Jon Bolton certainly has grounds to retire.
As the founder and owner of The Salt Lake Roasting Company, he has spent 36 years selling coffee in a state where practicing members of the predominant religion abstain from his primary product.
And no one would have questioned Bolton if he had quit when Salt Lake City bought his coffee shop on the southeast corner of 300 East and 400 South — along with the old Barnes Bank building next door — to make way for an affordable housing development.
Instead of retirement, though, the 67-year-old Bolton has poured his soul into creating a new location for The Roasting Company five blocks east at 820 E. 400 South. “I don’t picture myself retired,” he said. “I like what I do.”
For those seeking one last cup of Utah coffee nostalgia, Bolton said the old shop should be open for about one more week.
“There are a lot of memories there,” he said, although he hasn’t had time to feel melancholy while overseeing a remodel of the old Wasatch Pizzeria building. The Roasting Company will now sit next to a lube and oil business, across the street from a fast-food Mexican restaurant and just a few steps from a TRAX stop.
Customers should immediately recognize the new building, with the same “Bora Bora” blue exterior paint, a nod to the developing nations where coffee beans originate.
“When I travel to South America, everything is pastel,” Bolton said. “Life is hard, and painting buildings bright colors cheers people up.”
At 3,500 square feet, the new store is half the size of the current one, and that’s by choice. “I’m not upscaling,” Bolton said during a recent interview. “There are so many good places to have coffee now. It doesn’t make sense.”
The smaller space has its advantages, like updated plumbing, modern electricity and a street-level door for deliveries, something the old building — constructed in 1951 — lacked. No longer will Bolton and his employee have to carry 154-pound bags of coffee beans down, and then up, a set of 22 stairs.
Several weeks ago, a crane lifted the German coffee roaster, which Bolton bought in 1983, out of the old building. It was rolled into its new spot on pipes. Hanging above it is “The Roasting Company” sign, in neon red and green.
There are other familiar touches customers might recognize: the metal door handles, the iron gates that surrounded the patio, the raised maps of coffee-growing regions and the wood case with drawers that stored coffee.
Bolton said he couldn’t bring the large world map, as it was glued to the walls.
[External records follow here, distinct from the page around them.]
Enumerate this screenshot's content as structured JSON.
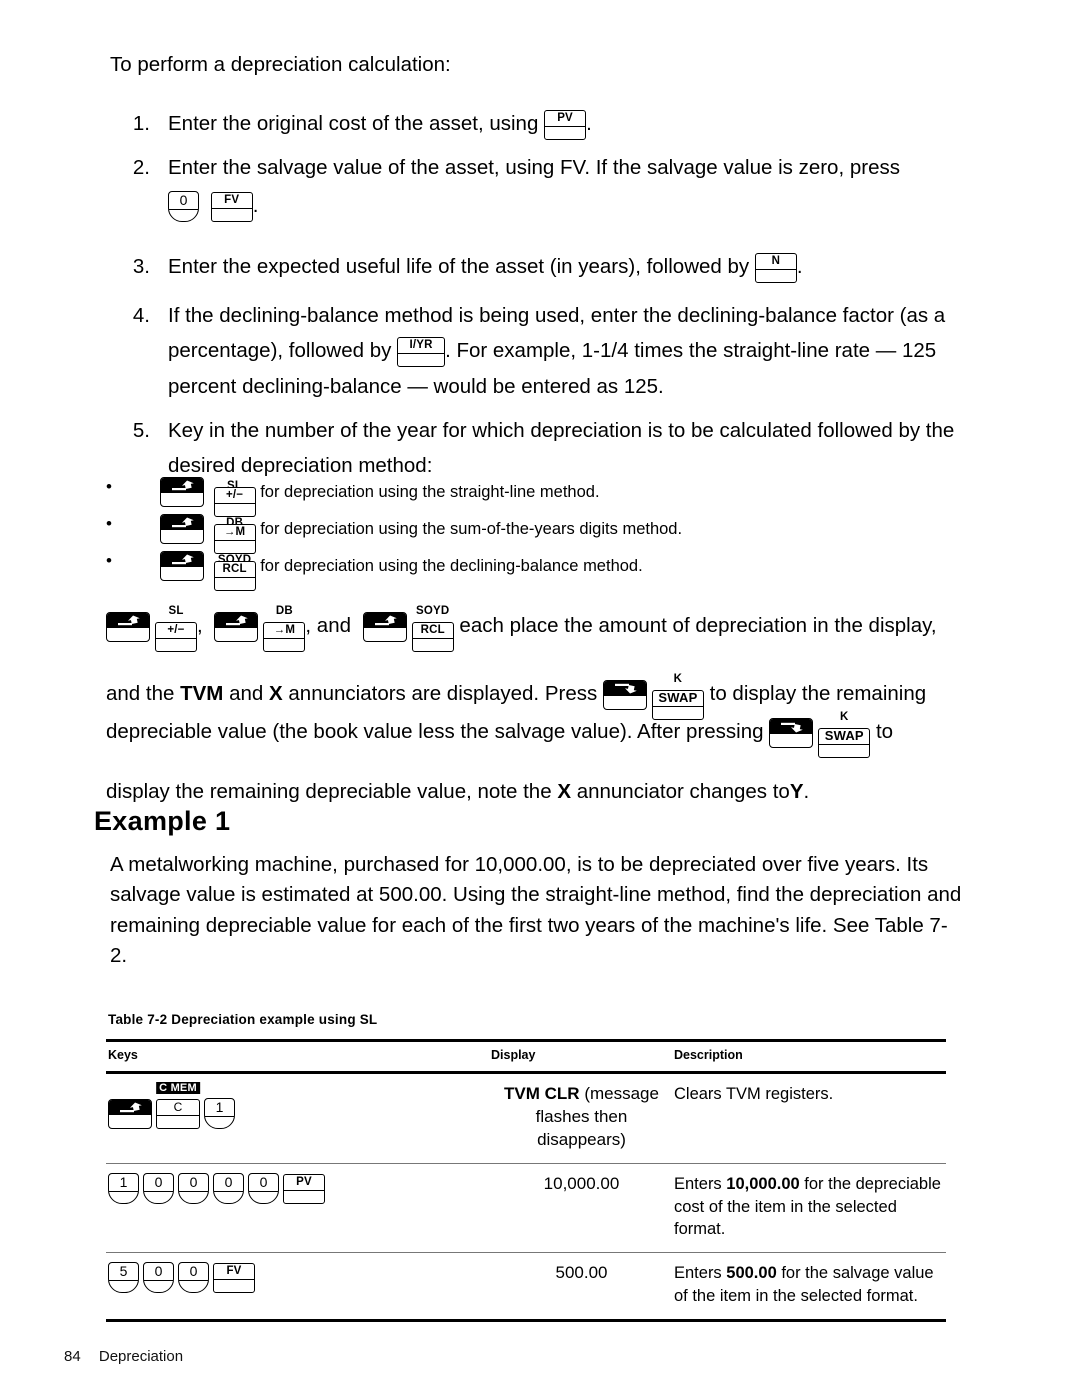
{
  "intro": "To perform a depreciation calculation:",
  "steps": [
    {
      "num": "1.",
      "pre": "Enter the original cost of the asset, using",
      "keys": [
        {
          "type": "fn",
          "label": "PV"
        }
      ],
      "post": "."
    },
    {
      "num": "2.",
      "pre": "Enter the salvage value of the asset, using FV. If the salvage value is zero, press",
      "keys": [
        {
          "type": "digit",
          "label": "0"
        },
        {
          "type": "fn",
          "label": "FV"
        }
      ],
      "post": ".",
      "keys_on_new_line": true
    },
    {
      "num": "3.",
      "pre": "Enter the expected useful life of the asset (in years), followed by",
      "keys": [
        {
          "type": "fn",
          "label": "N"
        }
      ],
      "post": "."
    },
    {
      "num": "4.",
      "pre": "If the declining-balance method is being used, enter the declining-balance factor (as a percentage), followed by",
      "keys": [
        {
          "type": "fn",
          "label": "I/YR"
        }
      ],
      "post": ". For example, 1-1/4 times the straight-line rate — 125 percent declining-balance — would be entered as 125."
    },
    {
      "num": "5.",
      "pre": "Key in the number of the year for which depreciation is to be calculated followed by the desired depreciation method:",
      "keys": [],
      "post": ""
    }
  ],
  "methods": [
    {
      "bullet": "•",
      "shift": "up",
      "over": "SL",
      "key": "+/−",
      "text": "for depreciation using the straight-line method."
    },
    {
      "bullet": "•",
      "shift": "up",
      "over": "DB",
      "key": "→M",
      "text": "for depreciation using the sum-of-the-years digits method."
    },
    {
      "bullet": "•",
      "shift": "up",
      "over": "SOYD",
      "key": "RCL",
      "text": "for depreciation using the declining-balance method."
    }
  ],
  "paragraph_place": {
    "seq1_over": "SL",
    "seq1_key": "+/−",
    "sep1": ",",
    "seq2_over": "DB",
    "seq2_key": "→M",
    "sep2": ", and",
    "seq3_over": "SOYD",
    "seq3_key": "RCL",
    "tail": "each place the amount of depreciation in the display,"
  },
  "paragraph_line2": {
    "a": "and the",
    "tvm": "TVM",
    "b": "and",
    "x": "X",
    "c": "annunciators are displayed. Press",
    "swap_over": "K",
    "swap_key": "SWAP",
    "d": "to display the remaining"
  },
  "paragraph_deprec": {
    "a": "depreciable value (the book value less the salvage value). After pressing",
    "swap_over": "K",
    "swap_key": "SWAP",
    "b": "to",
    "c": "display the remaining depreciable value, note the",
    "x": "X",
    "d": "annunciator changes to",
    "y": "Y",
    "e": "."
  },
  "example": {
    "heading": "Example 1",
    "body": "A metalworking machine, purchased for 10,000.00, is to be depreciated over five years. Its salvage value is estimated at 500.00. Using the straight-line method, find the depreciation and remaining depreciable value for each of the first two years of the machine's life. See Table 7-2."
  },
  "table": {
    "caption": "Table 7-2  Depreciation example using SL",
    "headers": [
      "Keys",
      "Display",
      "Description"
    ],
    "rows": [
      {
        "keys": [
          {
            "type": "shift",
            "dir": "up"
          },
          {
            "type": "fn",
            "label": "C",
            "over": "C MEM",
            "inverse": true,
            "width": "cmem"
          },
          {
            "type": "digit",
            "label": "1"
          }
        ],
        "display_bold": "TVM CLR",
        "display_rest": "(message flashes then disappears)",
        "description_parts": [
          {
            "t": "Clears TVM registers.",
            "b": false
          }
        ]
      },
      {
        "keys": [
          {
            "type": "digit",
            "label": "1"
          },
          {
            "type": "digit",
            "label": "0"
          },
          {
            "type": "digit",
            "label": "0"
          },
          {
            "type": "digit",
            "label": "0"
          },
          {
            "type": "digit",
            "label": "0"
          },
          {
            "type": "fn",
            "label": "PV"
          }
        ],
        "display_bold": "",
        "display_rest": "10,000.00",
        "description_parts": [
          {
            "t": "Enters ",
            "b": false
          },
          {
            "t": "10,000.00",
            "b": true
          },
          {
            "t": " for the depreciable cost of the item in the selected format.",
            "b": false
          }
        ]
      },
      {
        "keys": [
          {
            "type": "digit",
            "label": "5"
          },
          {
            "type": "digit",
            "label": "0"
          },
          {
            "type": "digit",
            "label": "0"
          },
          {
            "type": "fn",
            "label": "FV"
          }
        ],
        "display_bold": "",
        "display_rest": "500.00",
        "description_parts": [
          {
            "t": "Enters ",
            "b": false
          },
          {
            "t": "500.00",
            "b": true
          },
          {
            "t": " for the salvage value of the item in the selected format.",
            "b": false
          }
        ]
      }
    ]
  },
  "footer": {
    "page_number": "84",
    "section": "Depreciation"
  }
}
But he searched the web and was able to find another that now hangs in the new loft.
Those old favorites will be mixed with more modern high ceilings, skylights and a stand-up bar as well as high-tech brewing systems that will provide batch coffee and coffee by the cup.
Such technology wasn’t available in 1981 when Bolton, a chef at Snowbird Ski Resort, started roasting coffee beans. “My initial dream was to open a restaurant that had good coffee,” he said.
He sold roasted coffee beans wholesale for a few years before opening The Roasting Company two years later in the building where Stoneground Kitchen now stands. It was the first coffee roaster between Denver and San Francisco, and it became a symbol of the Utah counterculture. In 1991, the shop moved to its current spot across the street. About three years ago, Bolton sold the building to Salt Lake City when officials informed him of their plans for a housing development.
Throughout the years, Bolton has traveled the world — from Ethiopia and Zimbabwe to Mozambique and Kenya — in search of sustainable, organic beans.
With so many years of experience, he was naturally skeptical of the “third wave” of coffee roasters that have opened in Utah in the past five years.
“At first, I thought no one was going to tell me how to do things; I’ve been doing this 25 years,” he said. But over time “it has brought interesting things to the table and competition makes you better. At least it has made me better.”
Today, he sees coffee shops as modern-day bars, places you go for camaraderie.
“You have to have a good product,” he said, “but you also have to make people feel welcome and part of something.”
Bolton, who started his family later in life — he and his wife are raising three children ages 11, 8 and 6 — hopes the new location will bring longtime customers and a new generation of coffee drinkers.
“I’m at peace with the move,” he said. “I still get to do what I’m good at, which is roasting coffee.”